SOURCE MATERIAL:
Segment Open

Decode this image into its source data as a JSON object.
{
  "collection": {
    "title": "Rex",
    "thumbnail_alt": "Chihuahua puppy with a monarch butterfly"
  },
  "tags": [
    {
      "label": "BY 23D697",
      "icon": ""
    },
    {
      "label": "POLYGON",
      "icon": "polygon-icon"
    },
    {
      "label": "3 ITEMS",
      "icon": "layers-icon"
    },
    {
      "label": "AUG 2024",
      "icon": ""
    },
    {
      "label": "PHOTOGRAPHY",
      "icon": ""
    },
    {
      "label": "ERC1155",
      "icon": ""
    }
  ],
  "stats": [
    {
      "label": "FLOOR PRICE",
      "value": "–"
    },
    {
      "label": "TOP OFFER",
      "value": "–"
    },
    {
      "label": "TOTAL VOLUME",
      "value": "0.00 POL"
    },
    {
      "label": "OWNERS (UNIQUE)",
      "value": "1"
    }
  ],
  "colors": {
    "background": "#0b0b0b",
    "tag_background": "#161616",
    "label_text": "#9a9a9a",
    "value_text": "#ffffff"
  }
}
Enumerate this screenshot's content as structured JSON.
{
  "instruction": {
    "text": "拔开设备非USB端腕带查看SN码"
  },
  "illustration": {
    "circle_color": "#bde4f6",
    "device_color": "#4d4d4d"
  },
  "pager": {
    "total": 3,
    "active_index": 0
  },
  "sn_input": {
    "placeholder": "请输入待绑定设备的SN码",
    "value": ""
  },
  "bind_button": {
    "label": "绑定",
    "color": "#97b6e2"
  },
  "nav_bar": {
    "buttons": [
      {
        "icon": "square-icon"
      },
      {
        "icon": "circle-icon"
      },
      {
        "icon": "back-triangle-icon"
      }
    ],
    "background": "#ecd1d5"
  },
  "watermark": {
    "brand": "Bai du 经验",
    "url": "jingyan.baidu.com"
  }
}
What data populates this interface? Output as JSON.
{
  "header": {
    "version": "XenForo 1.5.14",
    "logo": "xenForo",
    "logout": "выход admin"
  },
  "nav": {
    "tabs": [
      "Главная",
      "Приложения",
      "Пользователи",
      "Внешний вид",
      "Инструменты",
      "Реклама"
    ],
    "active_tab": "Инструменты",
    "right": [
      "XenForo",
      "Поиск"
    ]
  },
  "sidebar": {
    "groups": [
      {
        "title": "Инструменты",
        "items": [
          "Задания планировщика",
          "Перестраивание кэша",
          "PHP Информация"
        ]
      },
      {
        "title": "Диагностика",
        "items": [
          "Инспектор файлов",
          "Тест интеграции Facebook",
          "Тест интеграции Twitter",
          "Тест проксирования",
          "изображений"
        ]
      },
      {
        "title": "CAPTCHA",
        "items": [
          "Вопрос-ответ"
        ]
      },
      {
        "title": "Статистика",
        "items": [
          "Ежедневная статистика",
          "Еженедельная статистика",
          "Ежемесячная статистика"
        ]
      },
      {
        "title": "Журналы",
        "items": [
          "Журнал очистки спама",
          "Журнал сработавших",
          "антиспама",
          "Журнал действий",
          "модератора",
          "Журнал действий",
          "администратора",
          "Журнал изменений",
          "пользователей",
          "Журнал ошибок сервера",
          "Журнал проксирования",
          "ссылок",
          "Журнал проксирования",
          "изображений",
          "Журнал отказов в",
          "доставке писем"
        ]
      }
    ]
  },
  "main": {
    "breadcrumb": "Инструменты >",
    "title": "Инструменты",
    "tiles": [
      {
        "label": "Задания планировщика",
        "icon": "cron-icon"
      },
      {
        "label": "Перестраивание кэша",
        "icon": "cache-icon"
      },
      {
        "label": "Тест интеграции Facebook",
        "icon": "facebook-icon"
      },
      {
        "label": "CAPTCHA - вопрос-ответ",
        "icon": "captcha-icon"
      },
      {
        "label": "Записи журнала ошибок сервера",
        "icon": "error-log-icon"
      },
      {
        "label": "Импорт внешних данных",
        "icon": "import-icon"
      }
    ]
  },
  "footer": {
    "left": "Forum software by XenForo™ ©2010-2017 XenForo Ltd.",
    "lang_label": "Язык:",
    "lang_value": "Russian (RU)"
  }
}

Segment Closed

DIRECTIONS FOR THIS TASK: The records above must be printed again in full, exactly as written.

OUTPUT BELOW:
Decode this image into its source data as a JSON object.
{
  "collection": {
    "title": "Rex",
    "thumbnail_alt": "Chihuahua puppy with a monarch butterfly"
  },
  "tags": [
    {
      "label": "BY 23D697",
      "icon": ""
    },
    {
      "label": "POLYGON",
      "icon": "polygon-icon"
    },
    {
      "label": "3 ITEMS",
      "icon": "layers-icon"
    },
    {
      "label": "AUG 2024",
      "icon": ""
    },
    {
      "label": "PHOTOGRAPHY",
      "icon": ""
    },
    {
      "label": "ERC1155",
      "icon": ""
    }
  ],
  "stats": [
    {
      "label": "FLOOR PRICE",
      "value": "–"
    },
    {
      "label": "TOP OFFER",
      "value": "–"
    },
    {
      "label": "TOTAL VOLUME",
      "value": "0.00 POL"
    },
    {
      "label": "OWNERS (UNIQUE)",
      "value": "1"
    }
  ],
  "colors": {
    "background": "#0b0b0b",
    "tag_background": "#161616",
    "label_text": "#9a9a9a",
    "value_text": "#ffffff"
  }
}
Enumerate this screenshot's content as structured JSON.
{
  "instruction": {
    "text": "拔开设备非USB端腕带查看SN码"
  },
  "illustration": {
    "circle_color": "#bde4f6",
    "device_color": "#4d4d4d"
  },
  "pager": {
    "total": 3,
    "active_index": 0
  },
  "sn_input": {
    "placeholder": "请输入待绑定设备的SN码",
    "value": ""
  },
  "bind_button": {
    "label": "绑定",
    "color": "#97b6e2"
  },
  "nav_bar": {
    "buttons": [
      {
        "icon": "square-icon"
      },
      {
        "icon": "circle-icon"
      },
      {
        "icon": "back-triangle-icon"
      }
    ],
    "background": "#ecd1d5"
  },
  "watermark": {
    "brand": "Bai du 经验",
    "url": "jingyan.baidu.com"
  }
}
What data populates this interface? Output as JSON.
{
  "header": {
    "version": "XenForo 1.5.14",
    "logo": "xenForo",
    "logout": "выход admin"
  },
  "nav": {
    "tabs": [
      "Главная",
      "Приложения",
      "Пользователи",
      "Внешний вид",
      "Инструменты",
      "Реклама"
    ],
    "active_tab": "Инструменты",
    "right": [
      "XenForo",
      "Поиск"
    ]
  },
  "sidebar": {
    "groups": [
      {
        "title": "Инструменты",
        "items": [
          "Задания планировщика",
          "Перестраивание кэша",
          "PHP Информация"
        ]
      },
      {
        "title": "Диагностика",
        "items": [
          "Инспектор файлов",
          "Тест интеграции Facebook",
          "Тест интеграции Twitter",
          "Тест проксирования",
          "изображений"
        ]
      },
      {
        "title": "CAPTCHA",
        "items": [
          "Вопрос-ответ"
        ]
      },
      {
        "title": "Статистика",
        "items": [
          "Ежедневная статистика",
          "Еженедельная статистика",
          "Ежемесячная статистика"
        ]
      },
      {
        "title": "Журналы",
        "items": [
          "Журнал очистки спама",
          "Журнал сработавших",
          "антиспама",
          "Журнал действий",
          "модератора",
          "Журнал действий",
          "администратора",
          "Журнал изменений",
          "пользователей",
          "Журнал ошибок сервера",
          "Журнал проксирования",
          "ссылок",
          "Журнал проксирования",
          "изображений",
          "Журнал отказов в",
          "доставке писем"
        ]
      }
    ]
  },
  "main": {
    "breadcrumb": "Инструменты >",
    "title": "Инструменты",
    "tiles": [
      {
        "label": "Задания планировщика",
        "icon": "cron-icon"
      },
      {
        "label": "Перестраивание кэша",
        "icon": "cache-icon"
      },
      {
        "label": "Тест интеграции Facebook",
        "icon": "facebook-icon"
      },
      {
        "label": "CAPTCHA - вопрос-ответ",
        "icon": "captcha-icon"
      },
      {
        "label": "Записи журнала ошибок сервера",
        "icon": "error-log-icon"
      },
      {
        "label": "Импорт внешних данных",
        "icon": "import-icon"
      }
    ]
  },
  "footer": {
    "left": "Forum software by XenForo™ ©2010-2017 XenForo Ltd.",
    "lang_label": "Язык:",
    "lang_value": "Russian (RU)"
  }
}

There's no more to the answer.